[TASK DESCRIPTION]: Lines where the string "Enter" appears are to be copied from the entries below.

[PROVIDED INFORMATION]:
━━━
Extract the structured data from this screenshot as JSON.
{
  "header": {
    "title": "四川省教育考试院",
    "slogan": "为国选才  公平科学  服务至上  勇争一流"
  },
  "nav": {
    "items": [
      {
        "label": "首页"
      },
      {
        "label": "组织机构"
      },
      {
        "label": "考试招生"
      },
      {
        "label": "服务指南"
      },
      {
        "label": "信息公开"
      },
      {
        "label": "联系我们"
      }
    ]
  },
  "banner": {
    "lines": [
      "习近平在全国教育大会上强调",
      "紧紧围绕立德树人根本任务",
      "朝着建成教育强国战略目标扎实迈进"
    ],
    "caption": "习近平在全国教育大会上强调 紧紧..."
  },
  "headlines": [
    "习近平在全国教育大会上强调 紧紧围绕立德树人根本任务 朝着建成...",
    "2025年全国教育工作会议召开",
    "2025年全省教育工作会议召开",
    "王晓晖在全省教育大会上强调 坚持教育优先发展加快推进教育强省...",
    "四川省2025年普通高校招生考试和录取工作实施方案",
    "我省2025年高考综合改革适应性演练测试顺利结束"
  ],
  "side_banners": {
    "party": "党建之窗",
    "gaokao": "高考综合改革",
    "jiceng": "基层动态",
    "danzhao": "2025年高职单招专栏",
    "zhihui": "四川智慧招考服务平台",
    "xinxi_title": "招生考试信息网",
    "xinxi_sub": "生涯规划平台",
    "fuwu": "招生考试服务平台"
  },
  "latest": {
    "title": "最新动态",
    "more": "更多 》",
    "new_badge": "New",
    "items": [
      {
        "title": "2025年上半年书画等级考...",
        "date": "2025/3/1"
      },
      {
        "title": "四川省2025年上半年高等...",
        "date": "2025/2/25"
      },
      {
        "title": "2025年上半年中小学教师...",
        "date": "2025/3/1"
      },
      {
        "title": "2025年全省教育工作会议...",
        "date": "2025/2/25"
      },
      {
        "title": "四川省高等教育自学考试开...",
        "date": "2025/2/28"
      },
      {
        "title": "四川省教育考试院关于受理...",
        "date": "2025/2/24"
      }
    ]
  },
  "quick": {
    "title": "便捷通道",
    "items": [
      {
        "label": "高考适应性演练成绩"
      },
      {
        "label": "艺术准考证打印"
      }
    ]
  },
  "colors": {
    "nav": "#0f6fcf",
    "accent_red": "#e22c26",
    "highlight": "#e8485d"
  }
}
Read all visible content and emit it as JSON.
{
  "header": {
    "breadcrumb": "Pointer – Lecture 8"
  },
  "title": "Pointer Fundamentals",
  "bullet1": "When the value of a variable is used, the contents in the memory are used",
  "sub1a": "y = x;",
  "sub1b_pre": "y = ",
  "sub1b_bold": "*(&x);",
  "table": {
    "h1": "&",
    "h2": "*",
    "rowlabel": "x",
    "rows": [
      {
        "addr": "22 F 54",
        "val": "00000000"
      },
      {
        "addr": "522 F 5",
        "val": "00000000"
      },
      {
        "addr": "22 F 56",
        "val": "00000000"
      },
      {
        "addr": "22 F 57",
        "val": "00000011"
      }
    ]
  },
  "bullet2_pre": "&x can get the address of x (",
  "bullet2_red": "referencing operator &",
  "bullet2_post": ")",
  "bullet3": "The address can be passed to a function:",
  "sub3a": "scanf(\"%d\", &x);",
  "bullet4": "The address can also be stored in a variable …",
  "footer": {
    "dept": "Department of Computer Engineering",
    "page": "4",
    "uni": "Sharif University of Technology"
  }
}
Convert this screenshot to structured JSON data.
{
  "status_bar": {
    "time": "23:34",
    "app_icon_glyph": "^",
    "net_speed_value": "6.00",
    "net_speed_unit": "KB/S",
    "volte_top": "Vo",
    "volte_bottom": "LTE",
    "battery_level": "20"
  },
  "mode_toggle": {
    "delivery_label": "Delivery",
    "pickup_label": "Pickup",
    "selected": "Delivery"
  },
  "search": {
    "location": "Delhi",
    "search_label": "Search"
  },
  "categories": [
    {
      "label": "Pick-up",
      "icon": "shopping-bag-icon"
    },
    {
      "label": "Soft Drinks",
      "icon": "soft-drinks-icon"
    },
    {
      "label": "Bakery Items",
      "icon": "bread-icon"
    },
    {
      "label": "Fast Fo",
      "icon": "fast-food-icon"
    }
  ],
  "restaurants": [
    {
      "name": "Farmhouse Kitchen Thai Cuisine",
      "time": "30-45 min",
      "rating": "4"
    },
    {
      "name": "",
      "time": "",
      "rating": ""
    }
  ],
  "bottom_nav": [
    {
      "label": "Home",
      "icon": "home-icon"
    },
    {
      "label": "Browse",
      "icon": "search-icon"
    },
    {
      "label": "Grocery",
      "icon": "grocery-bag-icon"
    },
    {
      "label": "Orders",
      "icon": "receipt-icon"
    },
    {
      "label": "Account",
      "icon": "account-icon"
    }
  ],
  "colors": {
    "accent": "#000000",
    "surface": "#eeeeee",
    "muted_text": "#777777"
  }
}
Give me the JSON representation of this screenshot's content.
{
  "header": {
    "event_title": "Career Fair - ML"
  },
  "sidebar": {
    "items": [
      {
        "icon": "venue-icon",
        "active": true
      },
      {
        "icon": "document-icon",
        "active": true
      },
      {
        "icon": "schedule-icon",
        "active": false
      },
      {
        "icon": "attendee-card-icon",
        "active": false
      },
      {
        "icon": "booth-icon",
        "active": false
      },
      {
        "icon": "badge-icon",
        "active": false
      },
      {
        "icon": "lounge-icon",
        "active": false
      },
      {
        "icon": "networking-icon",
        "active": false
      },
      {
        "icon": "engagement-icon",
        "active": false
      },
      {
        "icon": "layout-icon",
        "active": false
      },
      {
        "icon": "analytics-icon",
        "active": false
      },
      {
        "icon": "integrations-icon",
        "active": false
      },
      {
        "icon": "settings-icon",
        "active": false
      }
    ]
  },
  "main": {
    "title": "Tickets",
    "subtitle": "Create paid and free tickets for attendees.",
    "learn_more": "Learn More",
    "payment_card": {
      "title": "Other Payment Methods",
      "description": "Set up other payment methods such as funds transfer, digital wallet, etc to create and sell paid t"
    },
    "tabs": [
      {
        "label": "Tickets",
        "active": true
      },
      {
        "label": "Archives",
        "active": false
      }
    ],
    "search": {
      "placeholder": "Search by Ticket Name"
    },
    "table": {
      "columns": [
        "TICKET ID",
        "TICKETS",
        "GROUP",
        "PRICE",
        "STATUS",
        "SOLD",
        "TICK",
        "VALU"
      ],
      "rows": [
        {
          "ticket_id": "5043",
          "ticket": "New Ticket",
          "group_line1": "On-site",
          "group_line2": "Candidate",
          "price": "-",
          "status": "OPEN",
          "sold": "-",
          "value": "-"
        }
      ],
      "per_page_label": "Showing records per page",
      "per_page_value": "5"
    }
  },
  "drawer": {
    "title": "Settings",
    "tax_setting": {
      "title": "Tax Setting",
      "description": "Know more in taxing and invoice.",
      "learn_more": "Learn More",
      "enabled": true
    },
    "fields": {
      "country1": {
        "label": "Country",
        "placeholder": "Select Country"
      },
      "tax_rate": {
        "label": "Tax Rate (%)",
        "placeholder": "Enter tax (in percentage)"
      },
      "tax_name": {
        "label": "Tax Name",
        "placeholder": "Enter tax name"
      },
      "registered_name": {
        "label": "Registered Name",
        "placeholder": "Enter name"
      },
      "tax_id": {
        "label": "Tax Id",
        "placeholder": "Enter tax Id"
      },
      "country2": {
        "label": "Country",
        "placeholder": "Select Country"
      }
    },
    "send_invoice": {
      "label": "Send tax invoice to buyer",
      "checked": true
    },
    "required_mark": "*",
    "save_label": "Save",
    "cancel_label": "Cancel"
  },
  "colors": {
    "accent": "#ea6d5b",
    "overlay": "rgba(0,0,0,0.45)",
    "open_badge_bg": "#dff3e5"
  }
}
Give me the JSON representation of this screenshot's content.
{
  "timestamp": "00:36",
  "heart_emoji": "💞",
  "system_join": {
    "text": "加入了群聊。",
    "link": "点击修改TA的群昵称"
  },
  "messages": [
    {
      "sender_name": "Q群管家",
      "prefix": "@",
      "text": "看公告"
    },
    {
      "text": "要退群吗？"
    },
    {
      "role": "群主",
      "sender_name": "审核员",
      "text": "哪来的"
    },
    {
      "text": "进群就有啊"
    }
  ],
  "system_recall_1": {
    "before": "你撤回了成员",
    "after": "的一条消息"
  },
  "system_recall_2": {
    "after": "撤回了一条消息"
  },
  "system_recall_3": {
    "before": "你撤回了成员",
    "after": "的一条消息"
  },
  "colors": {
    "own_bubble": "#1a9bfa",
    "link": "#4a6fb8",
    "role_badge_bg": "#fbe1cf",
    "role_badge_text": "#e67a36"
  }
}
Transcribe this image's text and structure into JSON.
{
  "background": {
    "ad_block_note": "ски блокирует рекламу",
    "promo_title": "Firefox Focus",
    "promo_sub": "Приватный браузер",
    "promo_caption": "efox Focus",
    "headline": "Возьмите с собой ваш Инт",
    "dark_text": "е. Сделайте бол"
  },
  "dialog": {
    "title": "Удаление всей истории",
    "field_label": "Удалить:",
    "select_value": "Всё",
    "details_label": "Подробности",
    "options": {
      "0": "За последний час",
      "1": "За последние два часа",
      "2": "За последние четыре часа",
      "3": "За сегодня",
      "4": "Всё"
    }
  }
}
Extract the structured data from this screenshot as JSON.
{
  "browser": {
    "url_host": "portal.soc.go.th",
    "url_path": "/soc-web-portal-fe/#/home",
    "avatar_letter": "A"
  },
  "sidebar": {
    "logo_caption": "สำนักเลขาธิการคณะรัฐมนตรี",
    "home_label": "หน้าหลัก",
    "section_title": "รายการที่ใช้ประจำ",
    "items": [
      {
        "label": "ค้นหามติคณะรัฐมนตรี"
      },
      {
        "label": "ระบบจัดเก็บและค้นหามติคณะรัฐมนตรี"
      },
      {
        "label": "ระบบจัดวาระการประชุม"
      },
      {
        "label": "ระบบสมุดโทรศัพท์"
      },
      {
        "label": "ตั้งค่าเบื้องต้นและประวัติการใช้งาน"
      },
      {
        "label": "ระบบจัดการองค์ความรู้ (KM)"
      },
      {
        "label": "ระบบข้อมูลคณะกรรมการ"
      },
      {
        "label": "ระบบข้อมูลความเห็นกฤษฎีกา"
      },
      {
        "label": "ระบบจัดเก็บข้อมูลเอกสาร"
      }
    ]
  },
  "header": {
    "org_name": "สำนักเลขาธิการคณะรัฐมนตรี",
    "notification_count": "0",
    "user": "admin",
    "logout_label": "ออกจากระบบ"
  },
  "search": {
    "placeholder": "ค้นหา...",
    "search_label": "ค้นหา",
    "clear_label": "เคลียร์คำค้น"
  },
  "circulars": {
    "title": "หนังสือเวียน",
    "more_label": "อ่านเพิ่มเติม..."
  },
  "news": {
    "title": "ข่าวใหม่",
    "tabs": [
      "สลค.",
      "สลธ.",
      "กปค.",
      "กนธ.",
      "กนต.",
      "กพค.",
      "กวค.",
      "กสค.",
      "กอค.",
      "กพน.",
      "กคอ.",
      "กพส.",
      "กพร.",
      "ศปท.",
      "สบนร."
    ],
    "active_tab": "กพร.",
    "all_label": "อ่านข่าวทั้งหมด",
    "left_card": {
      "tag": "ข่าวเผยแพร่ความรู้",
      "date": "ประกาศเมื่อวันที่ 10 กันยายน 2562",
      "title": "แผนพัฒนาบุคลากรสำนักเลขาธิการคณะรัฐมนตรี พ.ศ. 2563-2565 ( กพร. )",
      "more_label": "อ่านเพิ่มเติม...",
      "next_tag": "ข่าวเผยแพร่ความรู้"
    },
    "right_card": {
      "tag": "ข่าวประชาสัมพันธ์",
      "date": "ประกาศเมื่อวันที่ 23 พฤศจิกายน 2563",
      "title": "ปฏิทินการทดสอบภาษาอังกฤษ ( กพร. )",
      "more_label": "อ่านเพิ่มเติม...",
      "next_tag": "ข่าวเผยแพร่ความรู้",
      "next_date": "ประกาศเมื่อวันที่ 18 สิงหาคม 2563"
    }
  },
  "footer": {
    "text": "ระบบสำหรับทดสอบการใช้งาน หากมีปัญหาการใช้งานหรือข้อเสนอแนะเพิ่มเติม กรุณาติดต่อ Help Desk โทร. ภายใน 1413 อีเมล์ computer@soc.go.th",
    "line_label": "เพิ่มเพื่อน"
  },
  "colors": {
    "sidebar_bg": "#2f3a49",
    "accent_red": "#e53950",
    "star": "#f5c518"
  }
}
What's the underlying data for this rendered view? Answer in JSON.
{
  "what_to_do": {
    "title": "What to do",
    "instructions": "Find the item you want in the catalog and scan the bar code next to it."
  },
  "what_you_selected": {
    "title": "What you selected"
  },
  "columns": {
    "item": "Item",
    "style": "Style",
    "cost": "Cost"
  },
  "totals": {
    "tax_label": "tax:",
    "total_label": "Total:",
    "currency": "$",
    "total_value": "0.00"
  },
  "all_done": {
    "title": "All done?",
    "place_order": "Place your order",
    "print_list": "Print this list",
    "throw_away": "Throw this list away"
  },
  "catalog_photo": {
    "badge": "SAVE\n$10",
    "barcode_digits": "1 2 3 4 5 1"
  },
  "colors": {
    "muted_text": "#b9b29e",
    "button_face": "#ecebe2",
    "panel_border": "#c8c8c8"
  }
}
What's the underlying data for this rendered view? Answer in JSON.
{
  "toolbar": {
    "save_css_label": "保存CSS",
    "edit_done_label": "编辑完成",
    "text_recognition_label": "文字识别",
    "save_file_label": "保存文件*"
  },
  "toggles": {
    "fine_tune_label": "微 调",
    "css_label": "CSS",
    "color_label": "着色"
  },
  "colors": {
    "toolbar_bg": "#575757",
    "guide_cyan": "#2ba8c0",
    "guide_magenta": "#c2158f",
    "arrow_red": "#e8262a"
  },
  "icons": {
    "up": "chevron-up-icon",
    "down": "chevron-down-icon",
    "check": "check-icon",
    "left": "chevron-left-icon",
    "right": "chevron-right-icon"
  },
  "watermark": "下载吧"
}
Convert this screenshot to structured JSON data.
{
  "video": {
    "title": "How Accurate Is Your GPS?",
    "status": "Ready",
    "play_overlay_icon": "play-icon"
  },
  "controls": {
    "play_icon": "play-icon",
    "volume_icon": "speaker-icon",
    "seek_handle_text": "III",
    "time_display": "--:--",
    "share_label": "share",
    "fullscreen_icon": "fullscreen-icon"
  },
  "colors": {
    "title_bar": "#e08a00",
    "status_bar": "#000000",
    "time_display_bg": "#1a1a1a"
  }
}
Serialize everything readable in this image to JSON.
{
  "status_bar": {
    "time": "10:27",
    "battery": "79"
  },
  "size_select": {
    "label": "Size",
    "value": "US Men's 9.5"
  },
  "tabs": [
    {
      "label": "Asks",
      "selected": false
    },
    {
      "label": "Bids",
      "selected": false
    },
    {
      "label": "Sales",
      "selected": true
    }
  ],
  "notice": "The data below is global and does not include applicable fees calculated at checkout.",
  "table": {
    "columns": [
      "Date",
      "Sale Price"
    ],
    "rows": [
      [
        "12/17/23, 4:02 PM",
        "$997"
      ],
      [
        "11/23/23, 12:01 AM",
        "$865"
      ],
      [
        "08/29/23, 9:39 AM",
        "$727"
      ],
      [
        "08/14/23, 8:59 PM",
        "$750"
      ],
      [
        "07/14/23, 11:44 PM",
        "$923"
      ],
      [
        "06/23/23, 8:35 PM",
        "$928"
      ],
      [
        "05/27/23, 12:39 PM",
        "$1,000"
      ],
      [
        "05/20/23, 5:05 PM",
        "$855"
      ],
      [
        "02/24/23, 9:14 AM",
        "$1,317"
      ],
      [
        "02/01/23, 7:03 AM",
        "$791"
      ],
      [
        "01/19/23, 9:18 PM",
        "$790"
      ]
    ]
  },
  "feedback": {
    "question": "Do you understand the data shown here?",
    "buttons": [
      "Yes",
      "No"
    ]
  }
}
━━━
[SOLUTION FOR THIS EXERCISE]:
        "placeholder": "Enter tax (in percentage)"
        "placeholder": "Enter tax name"
        "placeholder": "Enter name"
        "placeholder": "Enter tax Id"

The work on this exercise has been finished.